Yesterday, I shared out how we were doing some work to understand the culture of hacking and remixing. I stole an idea from a session at NCTE in which we were sent around the hotel, hacking the framed images on the wall of famous singers and performers with funny (and we think) witty sayings, using sticky notes. That Hackjam activity — by Andrea Zellner and Chad Sansing – stayed with me as something fun and instructive about the hacking mentality, and I decided I needed to try it with my students.
So, yesterday morning, as part of their morning work, I gave them each a sticky note and pointed them to a funny poster I have on the back of the wall. It’s full of iconic writers “at the prom” and it pokes fun at them through the visual — they are depicted as cartoonish characters and they look like they were posing for one of those sidewalk artists you see in amusement parks — and puns galore. Most of my students don’t get the inside jokes, but the hacking activity gave them an inroad.

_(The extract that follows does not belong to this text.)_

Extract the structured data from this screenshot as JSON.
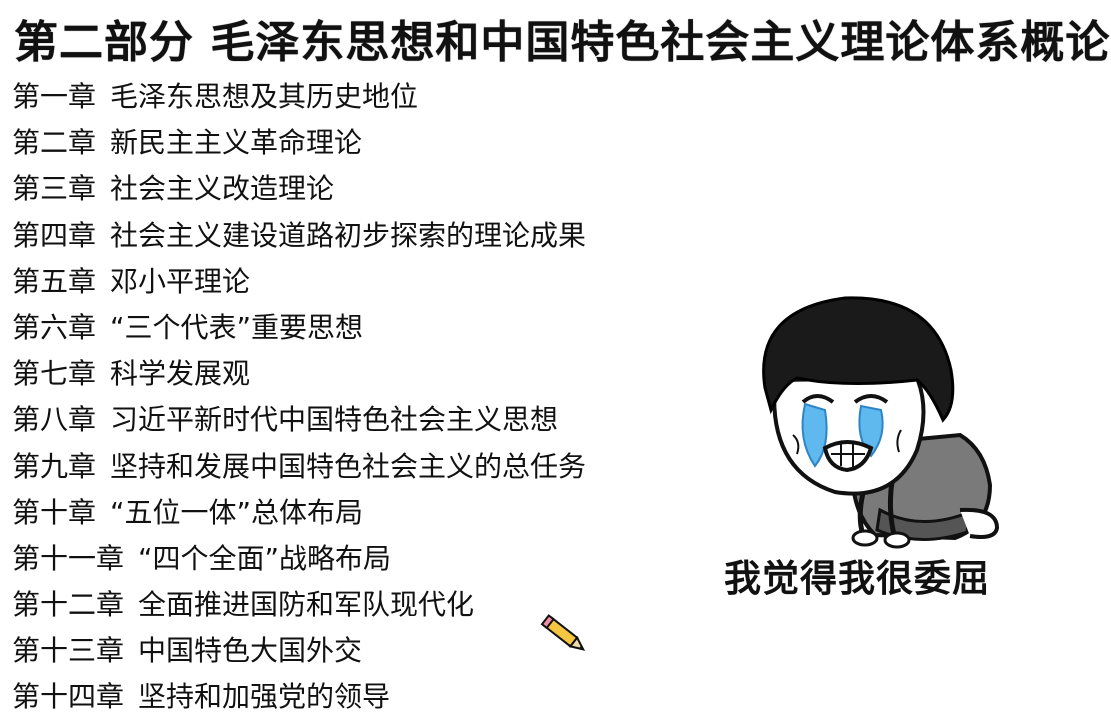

Their instructions? Make fun of the writers by adding snarky comments to the poster.
Oh, boy. They had a blast with the activity, and I could barely peel them away from the hacking to get the school day underway. I didn’t mind. In fact, that’s what I hoped might happen, and it allowed me yet another avenue to talk about hacking as something beyond the negative of coverage in the news (without downplaying the damage that can be caused) and into the positive of creative energy that comes from re-imagining a piece of art a something new.

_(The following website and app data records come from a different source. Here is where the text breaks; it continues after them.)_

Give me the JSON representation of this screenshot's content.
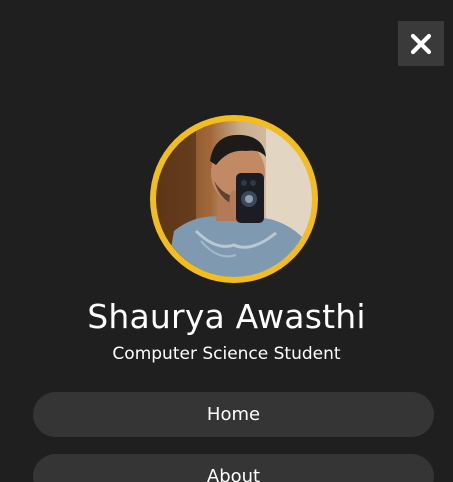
{
  "close": {
    "icon": "close-icon"
  },
  "profile": {
    "avatar_icon": "profile-photo",
    "ring_color": "#f2bd1d",
    "name": "Shaurya Awasthi",
    "role": "Computer Science Student"
  },
  "nav": {
    "items": [
      {
        "label": "Home"
      },
      {
        "label": "About"
      }
    ]
  }
}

Give it a try. Your students, and you, will have a blast. And unlike NCTE, where some employee of the hotel followed us around and tore down our poster hacks not long after we finished, these hacks can stay up there for nice long while, and maybe a few more will get added as inspiration hits. You never know.
Peace (in the hack),